Crystal Leach, director of industry collaborations in the Office of Research, was the chief organizer of the bootcamp, in collaboration with Innovation Gateway staff. Leach said participants enjoyed the small-group, focused and personalized program and support the bootcamp provided, as well as the connections they made.

“We’ve got people from music and social work and infectious diseases and other departments, all now connected into programs like I-Corps and the Terry Entrepreneurship program. It’s really powerful,” said Leach.

From left, Crystal Leach and guest speakers Dana Spinola and Tiffany Wilson. (Photo by Peter Frey)

UGA’s I-Corps program, the NSF-funded training initiative in support of STEM innovation, played a central role for Innovation Fellows Beer and Handa. “It opened my eyes to the I-Corps program, which was extremely useful for my students,” said Handa, whose startup, inNOveta Biomedical, is based on his research in antimicrobial coatings. “We have many different directions for the company, and now I want people from my lab to do I-Corps every semester. In the future, I might have some ideas I’m not really sure about—let those ideas be part of I-Corps, so my students could find out whether those ideas are worth pursuing.”

Beer looks forward to serving as an informal ambassador for the Innovation District and UGA’s innovation-related programs back in her department. “I’ve learned such a useful and diverse set of skills. Without a doubt, I would not have gained this knowledge on my own, and I’m already applying it every day.
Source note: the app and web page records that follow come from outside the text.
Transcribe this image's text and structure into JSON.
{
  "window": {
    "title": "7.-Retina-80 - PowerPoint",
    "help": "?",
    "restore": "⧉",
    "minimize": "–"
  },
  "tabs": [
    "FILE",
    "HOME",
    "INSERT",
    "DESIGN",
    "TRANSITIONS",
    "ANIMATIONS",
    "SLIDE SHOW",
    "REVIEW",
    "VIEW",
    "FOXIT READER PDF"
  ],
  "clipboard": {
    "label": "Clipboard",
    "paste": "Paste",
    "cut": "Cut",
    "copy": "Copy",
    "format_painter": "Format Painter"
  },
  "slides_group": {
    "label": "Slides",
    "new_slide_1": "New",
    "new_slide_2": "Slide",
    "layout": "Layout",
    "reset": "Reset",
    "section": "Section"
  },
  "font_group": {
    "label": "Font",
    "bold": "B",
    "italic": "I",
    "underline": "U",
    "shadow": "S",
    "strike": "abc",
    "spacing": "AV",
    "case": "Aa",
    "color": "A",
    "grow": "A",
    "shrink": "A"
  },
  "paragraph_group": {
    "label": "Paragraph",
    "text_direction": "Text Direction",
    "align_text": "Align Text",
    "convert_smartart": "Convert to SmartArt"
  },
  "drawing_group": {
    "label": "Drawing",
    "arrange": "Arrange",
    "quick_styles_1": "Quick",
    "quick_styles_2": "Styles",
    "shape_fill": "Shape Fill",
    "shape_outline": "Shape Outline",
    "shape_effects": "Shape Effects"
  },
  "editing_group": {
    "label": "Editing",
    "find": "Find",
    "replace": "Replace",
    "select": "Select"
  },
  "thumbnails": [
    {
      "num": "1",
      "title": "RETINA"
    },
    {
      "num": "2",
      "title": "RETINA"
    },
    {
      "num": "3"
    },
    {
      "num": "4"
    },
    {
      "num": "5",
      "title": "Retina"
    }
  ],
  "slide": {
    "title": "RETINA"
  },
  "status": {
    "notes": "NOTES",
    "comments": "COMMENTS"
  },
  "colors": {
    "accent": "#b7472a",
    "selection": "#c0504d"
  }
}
This experience has me completely rethinking my entire research program.”

“Our first Innovation Fellows cohort was truly successful,” said Ian Biggs, director of startups for Innovation Gateway. “While we will be making small updates to the course based on the experiences of Jenay and Hitesh, this is a great example of the expansion of the Innovation District programming to help faculty move their technologies to the widest possible uses and markets.”

Based on the success of the first session, another Innovation Bootcamp will be offered in spring 2020, starting in mid-February. More information, including how to apply, can be found at